The only resource that's really rooted in a nation--and the ultimate source of all its wealth--is its people....Israel's greatest resource has always been the genius of its people, and America has always benefitted from that genius.
In 1992, Arkansas Governor Bill Clinton and Tennessee Senator Al Gore ran a campaign for the White House on the theme of change. They vowed "to put people first and fight for what Americans deserve: good jobs, world-class education, quality health care, and safe streets and neighborhoods. It's a plan to unite Americans behind the hope we all share--that we can create a better future for our children." The outline for this ambitious program was published prior to the election in a book entitled, Putting People First: How We Can All Change America.
Now, as President and Vice President, Bill Clinton and Al Gore are faced with the challenge of implementing their vision. We believe that Israel can help.
Israelis have always shared the belief expressed by Clinton and Gore that people are a nation's greatest resource. Education and training are values deeply rooted in Jewish tradition; consequently, Israel has always taken pride in the disproportionately high educational status of its population. And it is this resource that the United States has an interest in tapping.
Though it is a small country of five million people that is no bigger than the state of New Jersey, Israel has proven that people can make a difference by building a modern nation out of what literally were malarial swamps and desert. Moreover, Israelis share American values and have a special relationship with the United States dating from even before the founding of the Jewish State.

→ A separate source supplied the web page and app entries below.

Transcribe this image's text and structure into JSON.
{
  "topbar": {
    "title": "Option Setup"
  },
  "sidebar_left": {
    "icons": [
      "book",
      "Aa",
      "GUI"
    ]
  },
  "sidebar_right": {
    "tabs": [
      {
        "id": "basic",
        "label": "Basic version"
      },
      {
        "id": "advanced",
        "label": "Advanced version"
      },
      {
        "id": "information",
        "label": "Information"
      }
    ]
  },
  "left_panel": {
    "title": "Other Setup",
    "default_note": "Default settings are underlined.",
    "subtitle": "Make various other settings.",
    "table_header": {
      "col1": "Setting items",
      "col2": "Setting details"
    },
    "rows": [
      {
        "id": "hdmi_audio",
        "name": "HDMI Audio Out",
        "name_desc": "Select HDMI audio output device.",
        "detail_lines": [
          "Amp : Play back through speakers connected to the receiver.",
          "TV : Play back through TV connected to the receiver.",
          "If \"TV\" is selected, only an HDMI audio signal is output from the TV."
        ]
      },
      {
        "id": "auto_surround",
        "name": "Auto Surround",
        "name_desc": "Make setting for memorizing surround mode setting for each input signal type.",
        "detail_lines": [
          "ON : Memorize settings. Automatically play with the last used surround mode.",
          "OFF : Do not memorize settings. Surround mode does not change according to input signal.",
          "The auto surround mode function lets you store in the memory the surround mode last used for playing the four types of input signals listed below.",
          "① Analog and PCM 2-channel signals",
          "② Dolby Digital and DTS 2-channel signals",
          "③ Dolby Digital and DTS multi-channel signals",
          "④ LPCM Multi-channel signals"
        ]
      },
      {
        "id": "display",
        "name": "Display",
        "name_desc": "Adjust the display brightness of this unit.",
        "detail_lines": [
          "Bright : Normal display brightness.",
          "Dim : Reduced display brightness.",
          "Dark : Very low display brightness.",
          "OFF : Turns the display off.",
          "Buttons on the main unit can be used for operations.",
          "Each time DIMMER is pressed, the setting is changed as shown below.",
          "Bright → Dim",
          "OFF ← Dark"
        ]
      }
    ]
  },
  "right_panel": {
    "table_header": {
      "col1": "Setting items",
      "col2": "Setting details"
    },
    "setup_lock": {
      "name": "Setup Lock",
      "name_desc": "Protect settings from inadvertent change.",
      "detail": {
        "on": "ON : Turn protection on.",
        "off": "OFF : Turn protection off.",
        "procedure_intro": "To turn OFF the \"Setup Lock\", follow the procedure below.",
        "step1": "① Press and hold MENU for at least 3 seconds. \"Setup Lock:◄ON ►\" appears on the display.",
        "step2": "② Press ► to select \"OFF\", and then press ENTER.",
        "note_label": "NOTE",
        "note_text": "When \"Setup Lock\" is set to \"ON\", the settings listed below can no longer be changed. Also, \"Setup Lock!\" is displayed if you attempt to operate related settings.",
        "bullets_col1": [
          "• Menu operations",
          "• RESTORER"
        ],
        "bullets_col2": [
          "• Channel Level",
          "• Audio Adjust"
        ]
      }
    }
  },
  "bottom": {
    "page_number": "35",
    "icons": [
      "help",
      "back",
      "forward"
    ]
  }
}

Israelis can offer examples of innovative ways to approach common problems and can put their talents to work jointly with Americans toward solutions.
The program outlined here is not meant to be a supplement to economic aid or another version of foreign assistance. On the contrary, it is hoped that the current program of economic support (military assistance remains vital and eminently justifiable on strategic grounds) provided to Israel will eventually be phased out and replaced entirely by the type of joint projects described here, whereby the cost is either shared or the benefits to the United States justify any greater investment incurred.
The Clinton-Gore manifesto was a partisan document produced during a campaign, so we do not take a position on their disagreements with prior administrations. We do agree, however, on the importance of change, and that making effective use of our most valuable resource--the American people--will indeed make the United States a better country. This book is designed to show how, together, Israelis and Americans can improve the quality of life in both nations.